The Alston Observatory is a purpose-built teaching facility. Also on the site are telescopes with a long history. We have recently added a new Discovery Dome planetarium system, exhibits on Telescopes as Time Machines funded by the Royal Astronomical Society, and an outside experiment Measuring the Cosmos.
Discovery Dome is an exciting system that allows a laptop computer and digital projector to display movies onto a planetarium dome, as well as enhanced planetarium shows.

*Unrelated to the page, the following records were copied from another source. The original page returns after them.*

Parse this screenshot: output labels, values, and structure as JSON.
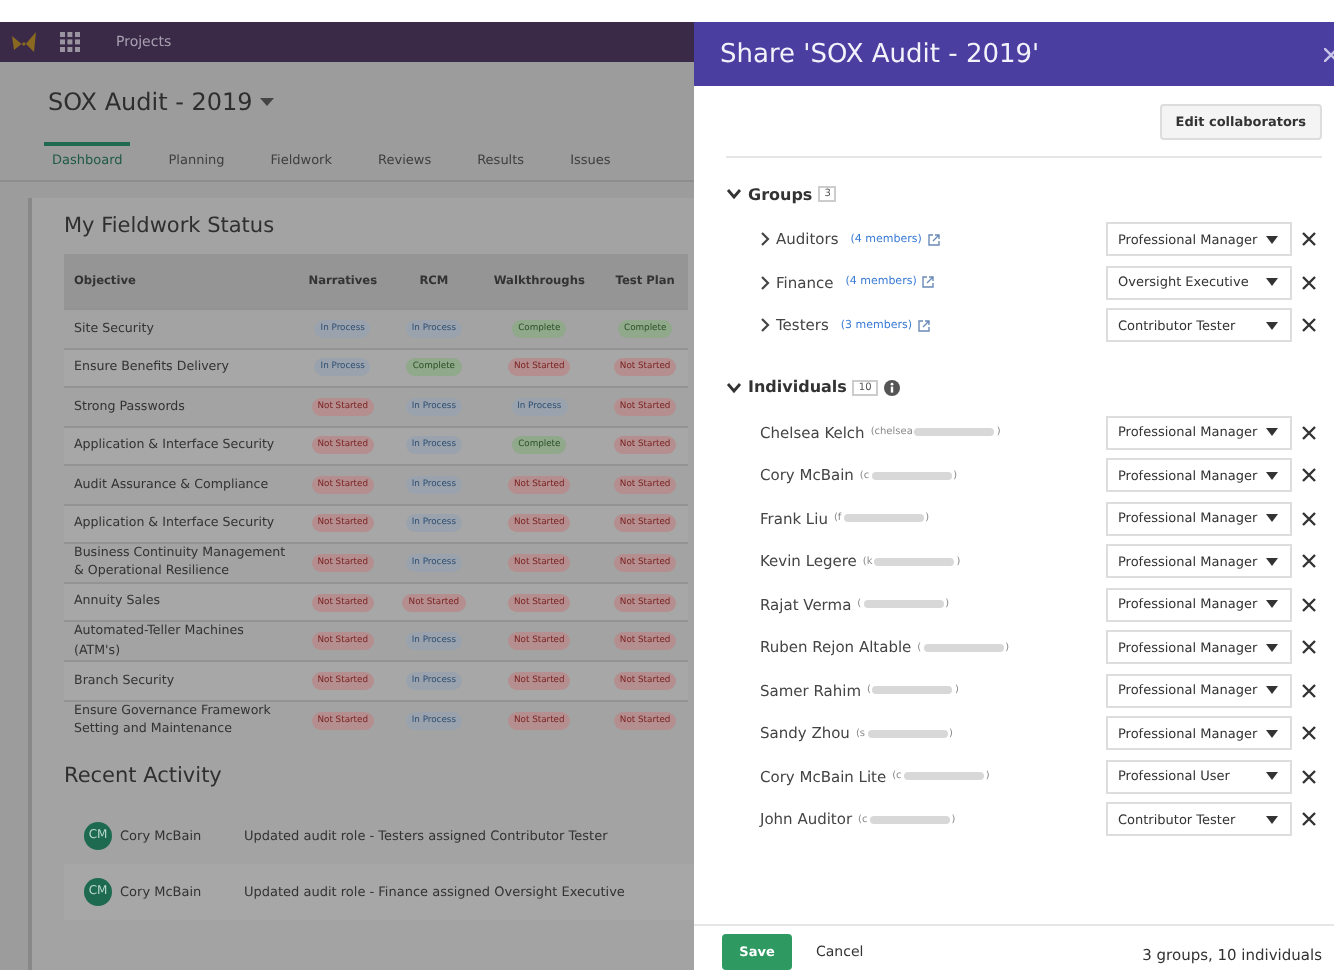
{
  "app": {
    "nav_label": "Projects",
    "project_title": "SOX Audit - 2019",
    "tabs": [
      {
        "label": "Dashboard",
        "selected": true
      },
      {
        "label": "Planning",
        "selected": false
      },
      {
        "label": "Fieldwork",
        "selected": false
      },
      {
        "label": "Reviews",
        "selected": false
      },
      {
        "label": "Results",
        "selected": false
      },
      {
        "label": "Issues",
        "selected": false
      }
    ],
    "fieldwork": {
      "title": "My Fieldwork Status",
      "columns": [
        "Objective",
        "Narratives",
        "RCM",
        "Walkthroughs",
        "Test Plan"
      ],
      "rows": [
        {
          "objective": "Site Security",
          "statuses": [
            {
              "label": "In Process",
              "kind": "in_process"
            },
            {
              "label": "In Process",
              "kind": "in_process"
            },
            {
              "label": "Complete",
              "kind": "complete"
            },
            {
              "label": "Complete",
              "kind": "complete"
            }
          ]
        },
        {
          "objective": "Ensure Benefits Delivery",
          "statuses": [
            {
              "label": "In Process",
              "kind": "in_process"
            },
            {
              "label": "Complete",
              "kind": "complete"
            },
            {
              "label": "Not Started",
              "kind": "not_started"
            },
            {
              "label": "Not Started",
              "kind": "not_started"
            }
          ]
        },
        {
          "objective": "Strong Passwords",
          "statuses": [
            {
              "label": "Not Started",
              "kind": "not_started"
            },
            {
              "label": "In Process",
              "kind": "in_process"
            },
            {
              "label": "In Process",
              "kind": "in_process"
            },
            {
              "label": "Not Started",
              "kind": "not_started"
            }
          ]
        },
        {
          "objective": "Application & Interface Security",
          "statuses": [
            {
              "label": "Not Started",
              "kind": "not_started"
            },
            {
              "label": "In Process",
              "kind": "in_process"
            },
            {
              "label": "Complete",
              "kind": "complete"
            },
            {
              "label": "Not Started",
              "kind": "not_started"
            }
          ]
        },
        {
          "objective": "Audit Assurance & Compliance",
          "statuses": [
            {
              "label": "Not Started",
              "kind": "not_started"
            },
            {
              "label": "In Process",
              "kind": "in_process"
            },
            {
              "label": "Not Started",
              "kind": "not_started"
            },
            {
              "label": "Not Started",
              "kind": "not_started"
            }
          ]
        },
        {
          "objective": "Application & Interface Security",
          "statuses": [
            {
              "label": "Not Started",
              "kind": "not_started"
            },
            {
              "label": "In Process",
              "kind": "in_process"
            },
            {
              "label": "Not Started",
              "kind": "not_started"
            },
            {
              "label": "Not Started",
              "kind": "not_started"
            }
          ]
        },
        {
          "objective": "Business Continuity Management & Operational Resilience",
          "statuses": [
            {
              "label": "Not Started",
              "kind": "not_started"
            },
            {
              "label": "In Process",
              "kind": "in_process"
            },
            {
              "label": "Not Started",
              "kind": "not_started"
            },
            {
              "label": "Not Started",
              "kind": "not_started"
            }
          ]
        },
        {
          "objective": "Annuity Sales",
          "statuses": [
            {
              "label": "Not Started",
              "kind": "not_started"
            },
            {
              "label": "Not Started",
              "kind": "not_started"
            },
            {
              "label": "Not Started",
              "kind": "not_started"
            },
            {
              "label": "Not Started",
              "kind": "not_started"
            }
          ]
        },
        {
          "objective": "Automated-Teller Machines (ATM's)",
          "statuses": [
            {
              "label": "Not Started",
              "kind": "not_started"
            },
            {
              "label": "In Process",
              "kind": "in_process"
            },
            {
              "label": "Not Started",
              "kind": "not_started"
            },
            {
              "label": "Not Started",
              "kind": "not_started"
            }
          ]
        },
        {
          "objective": "Branch Security",
          "statuses": [
            {
              "label": "Not Started",
              "kind": "not_started"
            },
            {
              "label": "In Process",
              "kind": "in_process"
            },
            {
              "label": "Not Started",
              "kind": "not_started"
            },
            {
              "label": "Not Started",
              "kind": "not_started"
            }
          ]
        },
        {
          "objective": "Ensure Governance Framework Setting and Maintenance",
          "statuses": [
            {
              "label": "Not Started",
              "kind": "not_started"
            },
            {
              "label": "In Process",
              "kind": "in_process"
            },
            {
              "label": "Not Started",
              "kind": "not_started"
            },
            {
              "label": "Not Started",
              "kind": "not_started"
            }
          ]
        }
      ]
    },
    "recent_activity": {
      "title": "Recent Activity",
      "items": [
        {
          "initials": "CM",
          "user": "Cory McBain",
          "action": "Updated audit role - Testers assigned Contributor Tester"
        },
        {
          "initials": "CM",
          "user": "Cory McBain",
          "action": "Updated audit role - Finance assigned Oversight Executive"
        }
      ]
    }
  },
  "share_dialog": {
    "title": "Share 'SOX Audit - 2019'",
    "edit_button": "Edit collaborators",
    "groups": {
      "label": "Groups",
      "count": "3",
      "expanded": true,
      "items": [
        {
          "name": "Auditors",
          "members": "(4 members)",
          "expanded": false,
          "role": "Professional Manager"
        },
        {
          "name": "Finance",
          "members": "(4 members)",
          "expanded": false,
          "role": "Oversight Executive"
        },
        {
          "name": "Testers",
          "members": "(3 members)",
          "expanded": false,
          "role": "Contributor Tester"
        }
      ]
    },
    "individuals": {
      "label": "Individuals",
      "count": "10",
      "expanded": true,
      "items": [
        {
          "name": "Chelsea Kelch",
          "email_start": "(chelsea",
          "email_end": ")",
          "role": "Professional Manager"
        },
        {
          "name": "Cory McBain",
          "email_start": "(c",
          "email_end": ")",
          "role": "Professional Manager"
        },
        {
          "name": "Frank Liu",
          "email_start": "(f",
          "email_end": ")",
          "role": "Professional Manager"
        },
        {
          "name": "Kevin Legere",
          "email_start": "(k",
          "email_end": ")",
          "role": "Professional Manager"
        },
        {
          "name": "Rajat Verma",
          "email_start": "(",
          "email_end": ")",
          "role": "Professional Manager"
        },
        {
          "name": "Ruben Rejon Altable",
          "email_start": "(",
          "email_end": ")",
          "role": "Professional Manager"
        },
        {
          "name": "Samer Rahim",
          "email_start": "(",
          "email_end": ")",
          "role": "Professional Manager"
        },
        {
          "name": "Sandy Zhou",
          "email_start": "(s",
          "email_end": ")",
          "role": "Professional Manager"
        },
        {
          "name": "Cory McBain Lite",
          "email_start": "(c",
          "email_end": ")",
          "role": "Professional User"
        },
        {
          "name": "John Auditor",
          "email_start": "(c",
          "email_end": ")",
          "role": "Contributor Tester"
        }
      ]
    },
    "footer": {
      "save": "Save",
      "cancel": "Cancel",
      "summary": "3 groups, 10 individuals"
    }
  }
}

This will enable both informative material to be presented for evening events, and educational material for curriculum enhancement.
Measuring the Cosmos applies the fundamental parallax technique to the measurement of distances to an artificial "constellation", demonstrating how difficult it is to determine distance in the Universe.
Telescopes as Time Machines looks at the 400 year history of the telescope, and relates observations to our understanding of the Universe, providing discussion points for understanding the idea that distance equates to time into the past when we are considering the vast distances beyond out solar system.
We have recently invested over £200,000 to install a new large telescope at Alston Observatory (pictured below). Visit Alston Observatory for more information.
View AccessAble guide for Alston Observatory.
Alston Observatory main building (right) and MAT building (left)
Interior of Alston Observatory Main Building - Location of the Discovery Dome system
Wilfred Hall Observatory Dome housing 15 inch Grubb Telescope